There is a pause in the story as Perry White celebrates his 40th year on the Daily Planet. The usual crew are there: Lois and Clark Kent, Lana Lang, Morgan Edge, Jimmy Olsen and Steve Lombard. But even such rarely appearing characters as Percy Bratten and Dave Stevens get cameos before the story moves back to the main plot.
As planned, Brainiac arrives and shrinks Superman, but winds up getting his shrink ray rebounded back on him, and gets so small he simply disappears. But he must figure out a way to grow, as he returns a year down the road in Action Comics.
The ray works as intended on Superman, who gets restored to his normal size. He and Supergirl bring Kandor to a deserted planet, and after so many many years, enlarge the bottle city.
Though Zor-El and Alura hope their daughter will stay with them, Supergirl insists that Earth is her home now.

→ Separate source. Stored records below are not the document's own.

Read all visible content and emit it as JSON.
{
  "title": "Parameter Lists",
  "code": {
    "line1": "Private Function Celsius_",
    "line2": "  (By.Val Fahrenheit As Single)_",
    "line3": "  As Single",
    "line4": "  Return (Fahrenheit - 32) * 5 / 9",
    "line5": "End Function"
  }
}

But it is not all good news. While the ray worked fine on organic material, it did not stabilizie the atoms in inorganic matter, and though the Kandorians are safe, their city crumbles. Superman is very upset, but Van-Zee insists that they can and will rebuild their culture on their own, and send him back to Earth.
While Van-Zee, Zor-El and Alura all return in the Krypton Chronicles miniseries a couple years down the road, the loss of Kandor was really not so much a victory. Indeed, within a couple of years, even before Crisis, there would be another version of the bottle city, and more than one after Crisis. But none would really match the joyous science-fiction fantasy of the original.
Tagged: Alura, Brainiac, Clark Kent, Curt Swan, Daily Planet, Dave Stevens, DC Comics, Frank Chiaramonte, Jimmy Olsen, Kandor, Lana Lang, Len Wein, Lois Lane, Morgan Edge, Percy Bratten, Perry White, Steve Lombard, Supergirl, Superman, Van-Zee, Zor-El